Gastric bypass is reversible.
More Info: Although a gastric bypass can indeed be undone, there are a number of reasons why this turnabout procedure is not a good idea.
Because no organs are removed during the process, the stapling of the stomach or other gastric methods can in theory be undone. But the existing scar tissue makes the repeat operation more difficult; there is an increased risk of bleeding; and getting the suture or staple lines to heal after a second operation is often more difficult.
Damaged Nerve Endings
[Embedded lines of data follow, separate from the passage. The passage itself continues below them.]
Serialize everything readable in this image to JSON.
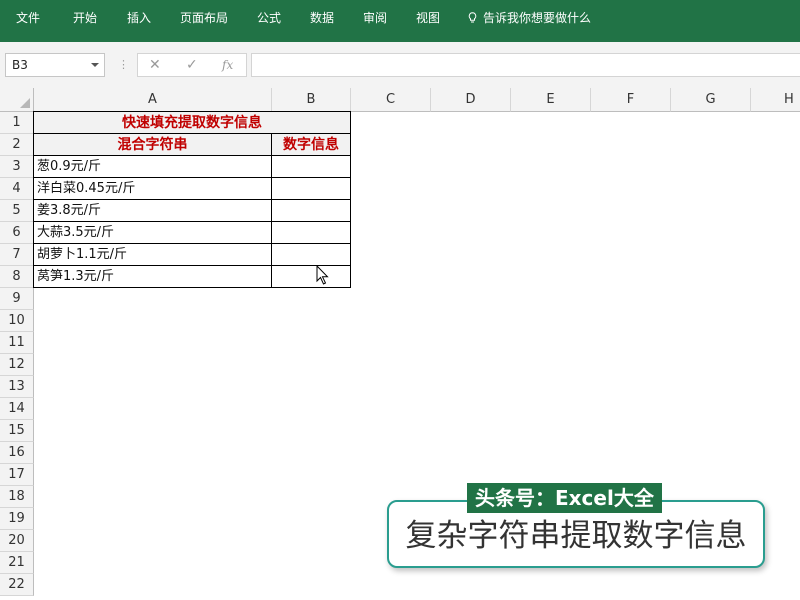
{
  "ribbon": {
    "tabs": [
      "文件",
      "开始",
      "插入",
      "页面布局",
      "公式",
      "数据",
      "审阅",
      "视图"
    ],
    "tell_me": "告诉我你想要做什么",
    "color": "#217346"
  },
  "formula_bar": {
    "name_box": "B3",
    "cancel_icon": "✕",
    "enter_icon": "✓",
    "fx_icon": "fx",
    "formula": ""
  },
  "sheet": {
    "columns": [
      "A",
      "B",
      "C",
      "D",
      "E",
      "F",
      "G",
      "H"
    ],
    "rows": [
      "1",
      "2",
      "3",
      "4",
      "5",
      "6",
      "7",
      "8",
      "9",
      "10",
      "11",
      "12",
      "13",
      "14",
      "15",
      "16",
      "17",
      "18",
      "19",
      "20",
      "21",
      "22"
    ],
    "title": "快速填充提取数字信息",
    "header_a": "混合字符串",
    "header_b": "数字信息",
    "data": [
      {
        "a": "葱0.9元/斤",
        "b": ""
      },
      {
        "a": "洋白菜0.45元/斤",
        "b": ""
      },
      {
        "a": "姜3.8元/斤",
        "b": ""
      },
      {
        "a": "大蒜3.5元/斤",
        "b": ""
      },
      {
        "a": "胡萝卜1.1元/斤",
        "b": ""
      },
      {
        "a": "莴笋1.3元/斤",
        "b": ""
      }
    ],
    "header_text_color": "#c00000",
    "selected_cell": "B3"
  },
  "watermark": {
    "label": "头条号：Excel大全",
    "text": "复杂字符串提取数字信息"
  }
}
An even bigger issue is the challenges involved in reconnecting the truncated portions of the stomach and intestines as they had been before, a virtually impossible task. Several of the nerve endings severed during the original gastric bypass are irrevocably damaged. By undoing the associated changes, a patient may be subject to an ailment known as post-op gastroesophageal reflux disease.
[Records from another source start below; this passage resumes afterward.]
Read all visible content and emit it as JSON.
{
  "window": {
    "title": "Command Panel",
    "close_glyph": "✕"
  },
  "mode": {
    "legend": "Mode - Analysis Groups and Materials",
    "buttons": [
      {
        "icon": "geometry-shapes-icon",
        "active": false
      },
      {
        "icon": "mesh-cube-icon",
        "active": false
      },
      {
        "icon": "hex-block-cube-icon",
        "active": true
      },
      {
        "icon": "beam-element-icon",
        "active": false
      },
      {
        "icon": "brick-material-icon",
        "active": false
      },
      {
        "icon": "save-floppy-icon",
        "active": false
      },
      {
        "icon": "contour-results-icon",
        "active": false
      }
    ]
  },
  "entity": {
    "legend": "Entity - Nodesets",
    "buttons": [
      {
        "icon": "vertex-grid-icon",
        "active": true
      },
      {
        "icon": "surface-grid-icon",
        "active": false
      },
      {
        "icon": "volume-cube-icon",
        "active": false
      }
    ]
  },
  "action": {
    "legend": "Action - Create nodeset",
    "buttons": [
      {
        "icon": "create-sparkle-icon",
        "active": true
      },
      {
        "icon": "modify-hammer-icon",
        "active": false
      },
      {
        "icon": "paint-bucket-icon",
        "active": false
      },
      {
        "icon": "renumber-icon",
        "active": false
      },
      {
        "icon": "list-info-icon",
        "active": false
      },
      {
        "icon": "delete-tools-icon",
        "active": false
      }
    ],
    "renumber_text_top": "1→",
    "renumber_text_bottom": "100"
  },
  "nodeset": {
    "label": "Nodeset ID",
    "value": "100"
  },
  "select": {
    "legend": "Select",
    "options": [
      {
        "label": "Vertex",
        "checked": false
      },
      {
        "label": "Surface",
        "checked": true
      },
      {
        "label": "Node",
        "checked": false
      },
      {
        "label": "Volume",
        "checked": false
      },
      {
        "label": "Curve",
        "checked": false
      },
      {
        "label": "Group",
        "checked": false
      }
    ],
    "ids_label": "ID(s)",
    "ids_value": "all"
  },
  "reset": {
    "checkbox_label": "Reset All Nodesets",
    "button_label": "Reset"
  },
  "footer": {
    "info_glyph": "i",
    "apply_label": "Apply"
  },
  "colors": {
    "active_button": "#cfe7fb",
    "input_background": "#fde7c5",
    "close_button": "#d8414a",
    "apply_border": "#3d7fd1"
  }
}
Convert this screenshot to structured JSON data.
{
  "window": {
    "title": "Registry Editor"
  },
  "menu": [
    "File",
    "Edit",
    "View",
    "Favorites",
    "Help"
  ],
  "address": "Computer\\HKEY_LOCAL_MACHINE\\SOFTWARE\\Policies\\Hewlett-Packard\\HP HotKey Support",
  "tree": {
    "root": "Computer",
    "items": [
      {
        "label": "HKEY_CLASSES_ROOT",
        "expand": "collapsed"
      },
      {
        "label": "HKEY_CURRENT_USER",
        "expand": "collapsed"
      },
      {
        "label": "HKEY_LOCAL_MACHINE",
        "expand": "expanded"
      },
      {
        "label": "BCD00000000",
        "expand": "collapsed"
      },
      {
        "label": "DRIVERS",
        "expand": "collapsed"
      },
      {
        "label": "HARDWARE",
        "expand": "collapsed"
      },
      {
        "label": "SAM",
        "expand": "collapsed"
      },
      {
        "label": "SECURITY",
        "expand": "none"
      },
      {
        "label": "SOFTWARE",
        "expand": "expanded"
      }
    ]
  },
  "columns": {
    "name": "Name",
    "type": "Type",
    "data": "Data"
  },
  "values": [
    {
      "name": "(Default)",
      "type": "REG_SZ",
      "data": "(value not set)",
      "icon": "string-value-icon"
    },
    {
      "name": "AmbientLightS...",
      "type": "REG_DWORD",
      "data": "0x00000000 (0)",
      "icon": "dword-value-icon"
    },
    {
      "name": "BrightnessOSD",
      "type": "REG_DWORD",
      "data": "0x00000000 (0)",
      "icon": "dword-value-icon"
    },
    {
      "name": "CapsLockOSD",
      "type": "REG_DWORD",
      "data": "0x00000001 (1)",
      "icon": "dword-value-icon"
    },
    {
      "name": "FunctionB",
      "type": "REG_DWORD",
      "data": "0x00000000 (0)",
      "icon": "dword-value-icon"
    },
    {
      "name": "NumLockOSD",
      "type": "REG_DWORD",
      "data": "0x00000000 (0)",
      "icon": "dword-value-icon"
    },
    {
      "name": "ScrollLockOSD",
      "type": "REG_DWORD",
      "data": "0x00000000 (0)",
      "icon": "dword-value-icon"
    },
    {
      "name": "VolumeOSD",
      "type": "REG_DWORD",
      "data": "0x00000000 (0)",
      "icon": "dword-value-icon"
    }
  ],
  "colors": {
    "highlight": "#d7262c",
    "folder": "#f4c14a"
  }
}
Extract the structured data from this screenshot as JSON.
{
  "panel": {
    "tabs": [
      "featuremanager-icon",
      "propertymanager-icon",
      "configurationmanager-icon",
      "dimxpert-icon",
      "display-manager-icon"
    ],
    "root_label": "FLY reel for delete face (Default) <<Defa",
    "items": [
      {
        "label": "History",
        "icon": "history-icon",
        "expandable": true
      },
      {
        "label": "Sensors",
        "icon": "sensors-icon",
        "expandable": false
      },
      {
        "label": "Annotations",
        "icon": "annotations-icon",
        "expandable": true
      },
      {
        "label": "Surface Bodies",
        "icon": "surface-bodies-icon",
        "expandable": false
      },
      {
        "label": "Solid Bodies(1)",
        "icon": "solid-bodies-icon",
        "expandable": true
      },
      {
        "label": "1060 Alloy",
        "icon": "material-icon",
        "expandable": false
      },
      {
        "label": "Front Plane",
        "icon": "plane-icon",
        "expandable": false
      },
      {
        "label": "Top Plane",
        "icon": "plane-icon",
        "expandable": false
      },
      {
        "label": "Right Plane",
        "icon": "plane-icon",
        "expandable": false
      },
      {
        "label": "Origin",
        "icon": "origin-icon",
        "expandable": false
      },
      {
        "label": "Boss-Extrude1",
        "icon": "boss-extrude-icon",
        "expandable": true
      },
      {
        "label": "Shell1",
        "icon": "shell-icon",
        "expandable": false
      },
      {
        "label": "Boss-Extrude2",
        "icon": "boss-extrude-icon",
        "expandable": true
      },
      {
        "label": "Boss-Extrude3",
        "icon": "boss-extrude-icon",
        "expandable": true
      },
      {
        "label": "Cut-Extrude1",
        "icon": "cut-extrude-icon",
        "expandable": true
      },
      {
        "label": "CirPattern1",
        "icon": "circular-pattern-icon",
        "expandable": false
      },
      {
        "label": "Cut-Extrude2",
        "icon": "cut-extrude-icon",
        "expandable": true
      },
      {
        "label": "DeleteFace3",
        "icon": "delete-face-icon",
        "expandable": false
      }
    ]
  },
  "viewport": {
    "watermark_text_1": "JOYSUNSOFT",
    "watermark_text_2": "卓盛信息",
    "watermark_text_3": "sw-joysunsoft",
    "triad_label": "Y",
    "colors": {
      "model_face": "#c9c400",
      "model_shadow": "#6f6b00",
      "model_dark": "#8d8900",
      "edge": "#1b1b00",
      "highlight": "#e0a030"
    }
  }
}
It also depends what kind of gastric bypass was performed. For example, a laparoscopic banding procedure, which involves an inflatable device full of saline that is sewn around the stomach, is a lot easier to reverse. But again, the re-healing of sutures if a potential, likely problem, and as with all gastric reversals, patients are likely to gain back part if not all of the weight they had lost thanks to the procedure.
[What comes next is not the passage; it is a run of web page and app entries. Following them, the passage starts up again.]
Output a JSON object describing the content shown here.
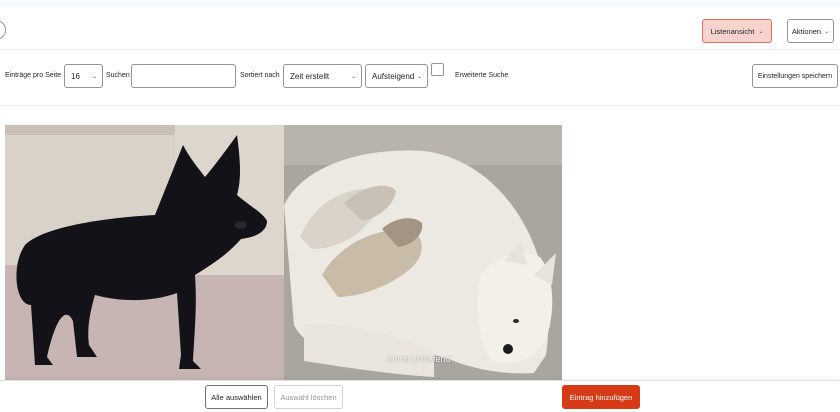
{
  "toolbar": {
    "view_label": "Listenansicht",
    "actions_label": "Aktionen"
  },
  "controls": {
    "per_page_label": "Einträge pro Seite",
    "per_page_value": "16",
    "search_label": "Suchen",
    "search_value": "",
    "sort_by_label": "Sortiert nach",
    "sort_field_value": "Zeit erstellt",
    "sort_order_value": "Aufsteigend",
    "advanced_search_label": "Erweiterte Suche",
    "save_settings_label": "Einstellungen speichern"
  },
  "entries": [
    {
      "caption": ""
    },
    {
      "caption": "Hund schlafend"
    }
  ],
  "footer": {
    "select_all_label": "Alle auswählen",
    "clear_selection_label": "Auswahl löschen",
    "add_entry_label": "Eintrag hinzufügen"
  },
  "colors": {
    "primary": "#d73a17",
    "view_button_bg": "#f6d4cd"
  }
}
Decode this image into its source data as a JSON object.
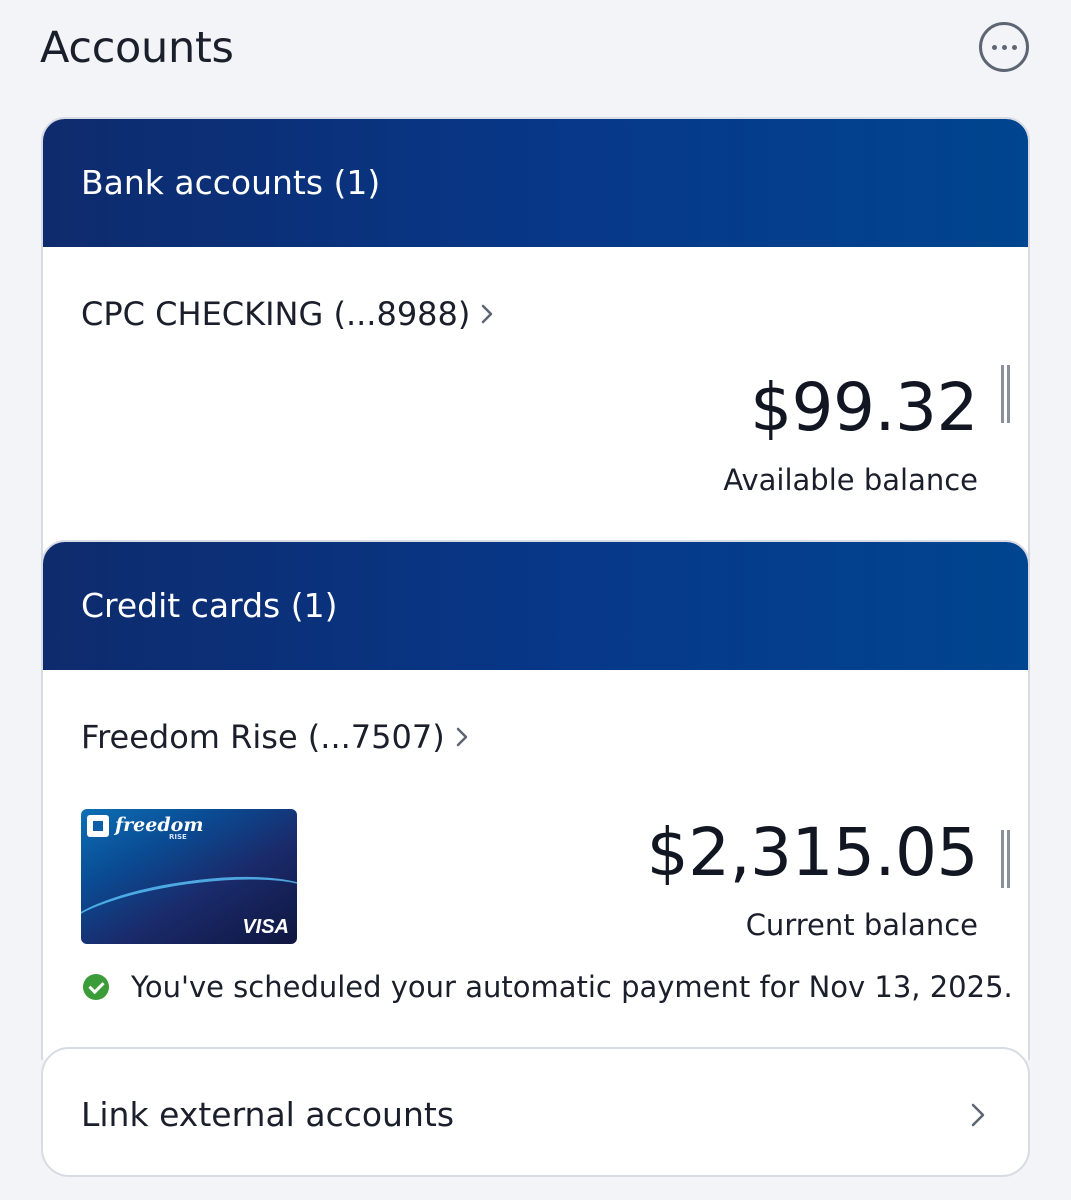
{
  "header": {
    "title": "Accounts",
    "more_icon": "more-horizontal-icon"
  },
  "bank_accounts": {
    "section_title": "Bank accounts (1)",
    "accounts": [
      {
        "name": "CPC CHECKING (...8988)",
        "balance": "$99.32",
        "balance_label": "Available balance"
      }
    ]
  },
  "credit_cards": {
    "section_title": "Credit cards (1)",
    "cards": [
      {
        "name": "Freedom Rise (...7507)",
        "balance": "$2,315.05",
        "balance_label": "Current balance",
        "card_art": {
          "brand": "freedom",
          "brand_sub": "RISE",
          "network": "VISA"
        },
        "autopay_message": "You've scheduled your automatic payment for Nov 13, 2025."
      }
    ]
  },
  "link_external": {
    "label": "Link external accounts"
  },
  "colors": {
    "header_gradient_start": "#0e2b6d",
    "header_gradient_end": "#00458f",
    "success": "#3b9c3a",
    "background": "#f2f4f8"
  }
}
More than 100,000 gastric bypasses are now carried out each year in U.S. hospitals. In a country where more than half the population is overweight and up to 10% "morbidly obese," this is no real surprise. The aforementioned lap-band bypasses are particularly popular, gaining year-to-year faster than traditional surgeries.
Another reason for the popularity of lap-band gastric bypasses is that they are the easiest to reverse, even though doctors ultimately caution against this undoing. U.S. health insurance companies are also covering more and more of the operations, further fueling the move by patients towards the procedure, and a form, which can be later changed back, if necessary.